    Okay, I love this advice, BUT, I cannot be the only one wanting to hear more about the centerpieces that caught on fire, right?!

    • Erin Rafferty

      I don’t know Meg’s story, but I have a similar one! My mom was at a fundraising event a year or so ago where the centerpieces were leafy flowery things in the middle, with tall candles arranged around the perimeter. (Picture one of those very Kn*t-y candelabra centerpieces with the flowers in the middle–that kind.) At the beginning of the night, the candles were all taller than the flowers, but as the night wore on and the candles burned down, the fire got closer and closer until, at one of the tables near her, the flowers just caught on fire. The people at that table freaked out and dumped their water on it until it was out, and they went on with the event–but pretty soon several more tables had caught, including my mom’s. They ended up blowing out all the candles and spending the rest of the event in near-darkness.

      Moral of the story: if you’re mixing candles with other stuff in your centerpieces, be sure to consider whether the fire will spread and cause chaos halfway through the night.

      • Caitlin_DD

        Oh my gosh, I want to laugh, but that’s also so sad. Poor people…

  • Dee

    This makes that overwhemling feeling disappear. Thank you so much. Ii’m in school and plan to have the wedding very shortly after I graduate.

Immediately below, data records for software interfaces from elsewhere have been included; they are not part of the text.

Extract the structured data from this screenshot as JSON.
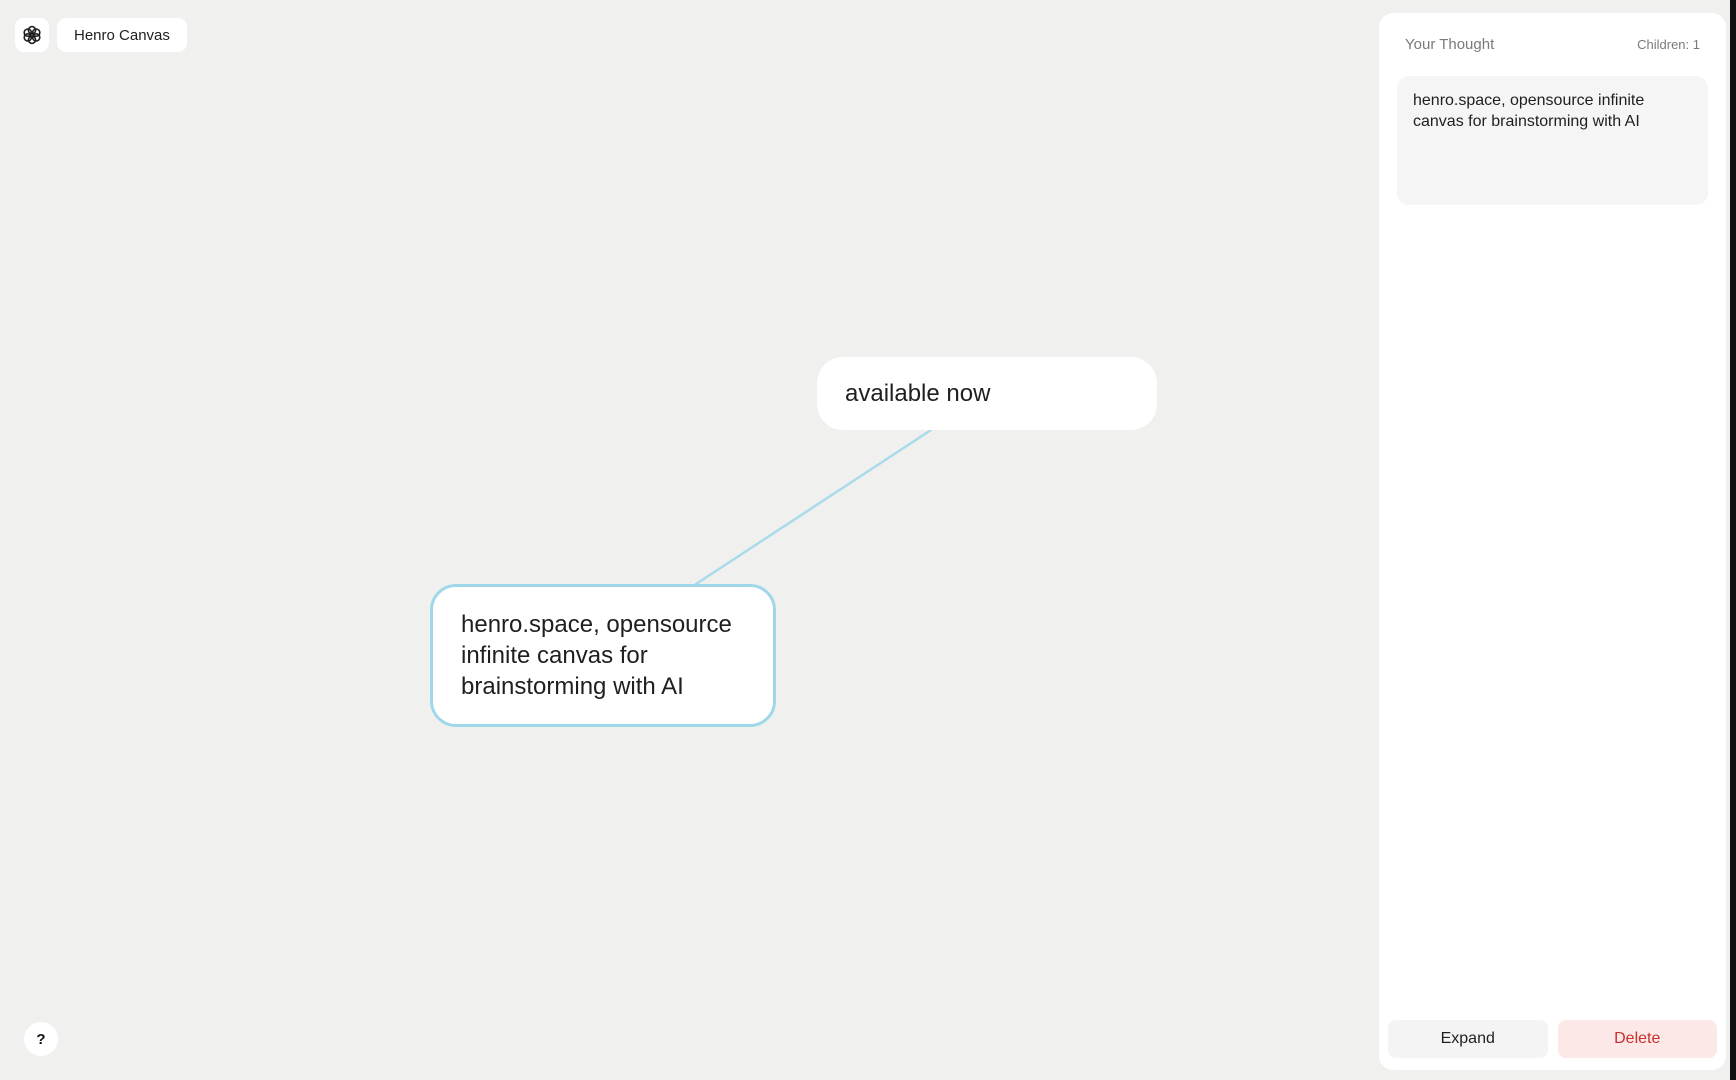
{
  "app": {
    "title": "Henro Canvas",
    "logo_icon": "flower-logo-icon",
    "help_label": "?"
  },
  "canvas": {
    "nodes": [
      {
        "text": "available now",
        "selected": false
      },
      {
        "text": "henro.space, opensource infinite canvas for brainstorming with AI",
        "selected": true
      }
    ],
    "edge_color": "#9fd8ea",
    "selected_border_color": "#9fd8ea"
  },
  "panel": {
    "title": "Your Thought",
    "children_label": "Children: 1",
    "thought_text": "henro.space, opensource infinite canvas for brainstorming with AI",
    "expand_label": "Expand",
    "delete_label": "Delete",
    "delete_color": "#c8312f"
  }
}
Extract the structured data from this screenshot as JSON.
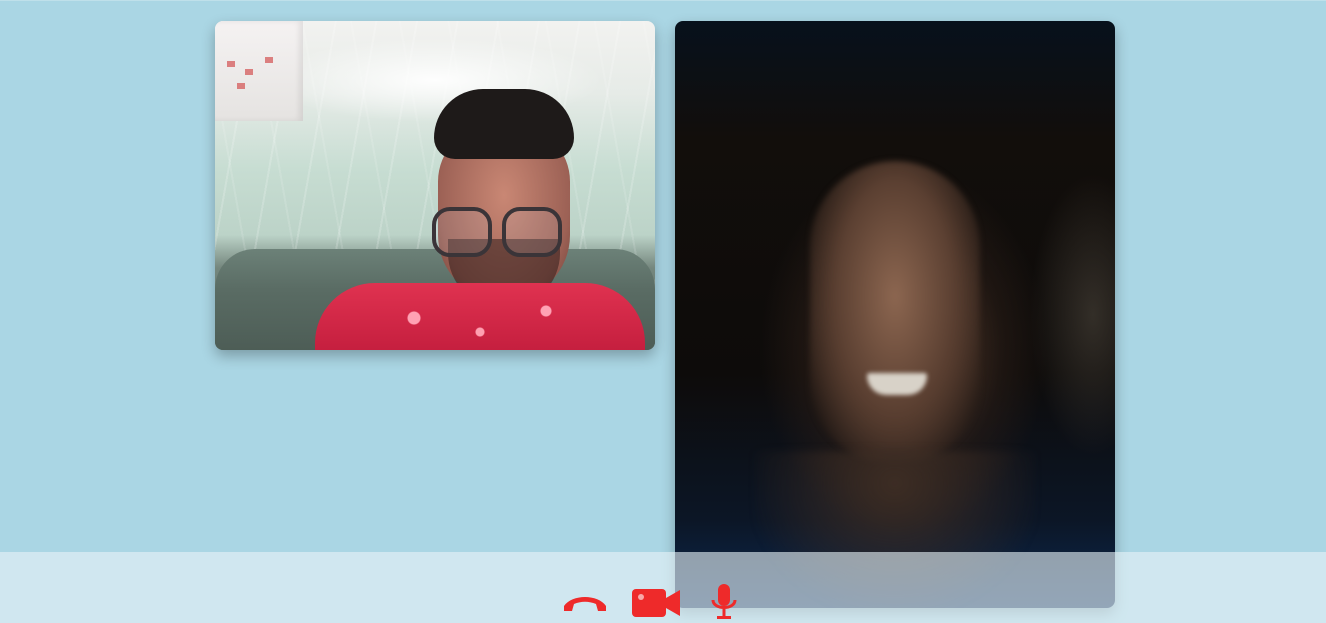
{
  "app": {
    "background_color": "#aad6e4",
    "control_bar_color": "#e6f2f7"
  },
  "videos": {
    "local": {
      "label": "",
      "feed": "local-camera-feed"
    },
    "remote": {
      "label": "",
      "feed": "remote-camera-feed"
    }
  },
  "controls": {
    "accent_color": "#ee2a2a",
    "hangup": {
      "icon": "phone-hangup-icon"
    },
    "camera": {
      "icon": "video-camera-icon"
    },
    "mic": {
      "icon": "microphone-icon"
    }
  }
}
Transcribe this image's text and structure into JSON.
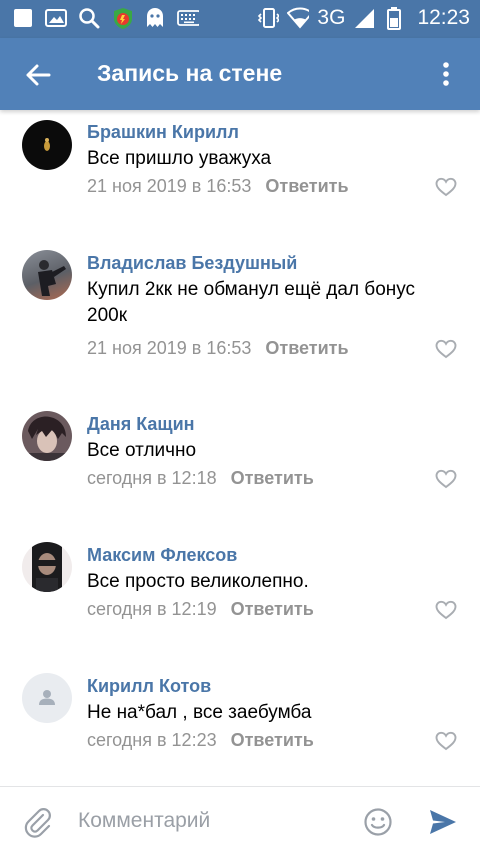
{
  "status_bar": {
    "network": "3G",
    "time": "12:23"
  },
  "header": {
    "title": "Запись на стене",
    "colors": {
      "statusbar": "#4a76a8",
      "appbar": "#5181b8"
    }
  },
  "comments": [
    {
      "author": "Брашкин Кирилл",
      "text": "Все пришло уважуха",
      "time": "21 ноя 2019 в 16:53",
      "reply": "Ответить"
    },
    {
      "author": "Владислав Бездушный",
      "text": "Купил 2кк не обманул ещё дал бонус 200к",
      "time": "21 ноя 2019 в 16:53",
      "reply": "Ответить"
    },
    {
      "author": "Даня Кащин",
      "text": "Все отлично",
      "time": "сегодня в 12:18",
      "reply": "Ответить"
    },
    {
      "author": "Максим Флексов",
      "text": "Все просто великолепно.",
      "time": "сегодня в 12:19",
      "reply": "Ответить"
    },
    {
      "author": "Кирилл Котов",
      "text": "Не на*бал , все заебумба",
      "time": "сегодня в 12:23",
      "reply": "Ответить"
    }
  ],
  "composer": {
    "placeholder": "Комментарий",
    "accent": "#4a76a8"
  }
}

Being in school, working, and planning a wedding is a lot on my plate and you just made my day so much better. I might actuallly sleep tonight. Thanks..